# Task instructions
Find the lines in the records below that contain "header", and report each of them.

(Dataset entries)
....

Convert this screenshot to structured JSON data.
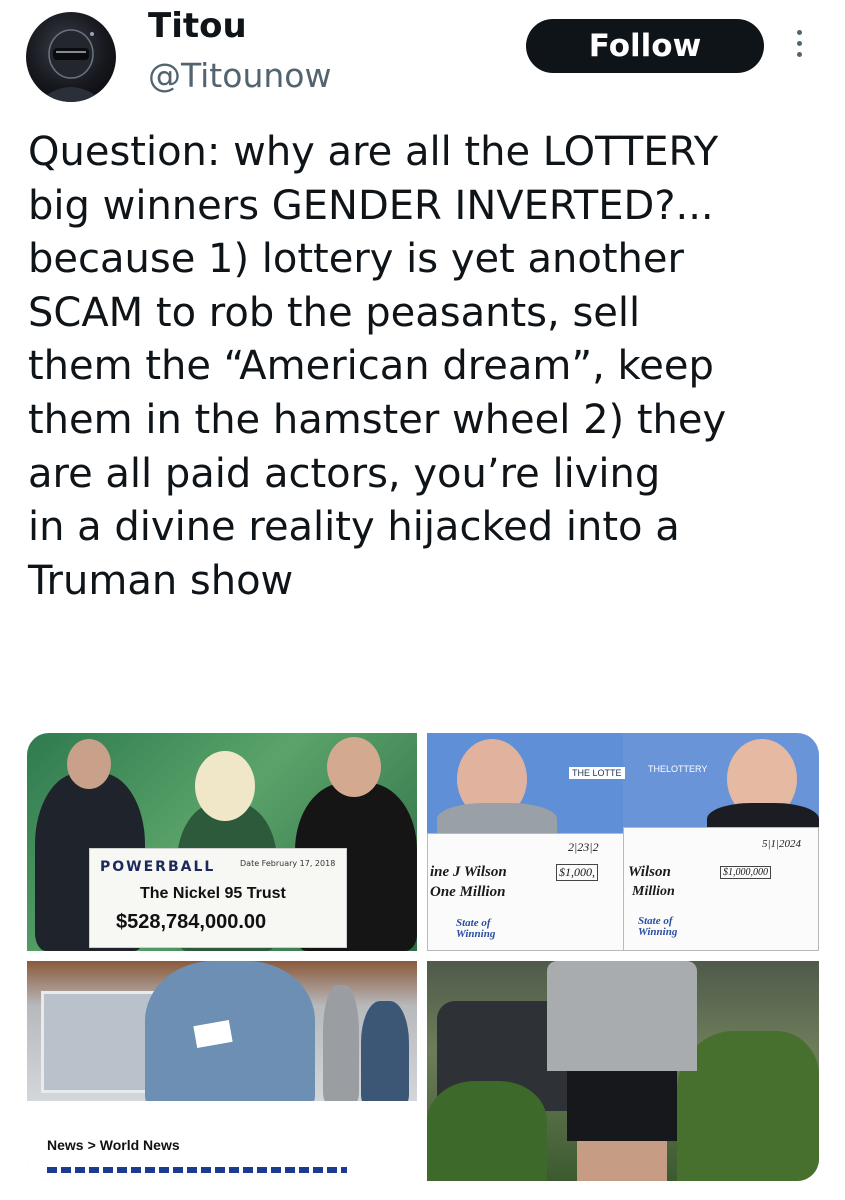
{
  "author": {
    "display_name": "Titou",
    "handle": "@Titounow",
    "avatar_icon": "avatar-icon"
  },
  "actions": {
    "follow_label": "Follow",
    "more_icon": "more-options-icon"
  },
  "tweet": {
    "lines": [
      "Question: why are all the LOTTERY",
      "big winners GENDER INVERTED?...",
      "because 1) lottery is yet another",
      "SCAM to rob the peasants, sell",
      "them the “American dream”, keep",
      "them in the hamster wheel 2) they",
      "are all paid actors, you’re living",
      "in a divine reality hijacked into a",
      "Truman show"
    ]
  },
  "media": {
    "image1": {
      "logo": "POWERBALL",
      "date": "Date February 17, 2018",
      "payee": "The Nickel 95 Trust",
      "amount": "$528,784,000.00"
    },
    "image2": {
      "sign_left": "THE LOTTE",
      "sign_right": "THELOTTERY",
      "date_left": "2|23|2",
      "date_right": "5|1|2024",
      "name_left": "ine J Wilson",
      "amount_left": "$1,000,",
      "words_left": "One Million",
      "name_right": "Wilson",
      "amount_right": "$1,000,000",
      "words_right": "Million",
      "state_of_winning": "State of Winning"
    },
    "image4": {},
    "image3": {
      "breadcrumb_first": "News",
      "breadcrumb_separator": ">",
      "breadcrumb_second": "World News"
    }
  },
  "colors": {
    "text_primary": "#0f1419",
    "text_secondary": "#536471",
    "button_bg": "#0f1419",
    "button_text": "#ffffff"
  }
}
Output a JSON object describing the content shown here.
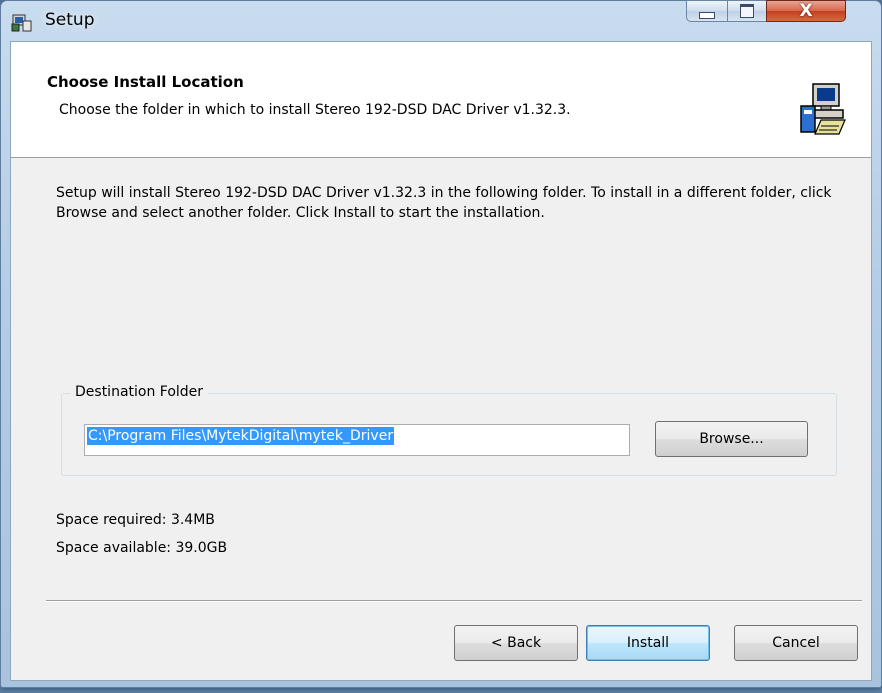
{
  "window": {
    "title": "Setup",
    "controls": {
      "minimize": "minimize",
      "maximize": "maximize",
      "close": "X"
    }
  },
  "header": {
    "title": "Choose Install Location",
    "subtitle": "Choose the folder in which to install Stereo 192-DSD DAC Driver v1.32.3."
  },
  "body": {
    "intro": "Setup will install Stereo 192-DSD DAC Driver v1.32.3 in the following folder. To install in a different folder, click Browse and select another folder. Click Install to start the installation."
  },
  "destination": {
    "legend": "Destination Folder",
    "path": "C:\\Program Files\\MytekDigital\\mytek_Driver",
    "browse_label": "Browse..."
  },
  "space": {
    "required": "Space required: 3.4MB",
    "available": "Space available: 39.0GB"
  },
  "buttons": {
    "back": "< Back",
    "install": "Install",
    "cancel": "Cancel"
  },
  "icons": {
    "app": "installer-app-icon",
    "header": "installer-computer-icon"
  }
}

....

# Finished task
  "header": {
    "header": "installer-computer-icon"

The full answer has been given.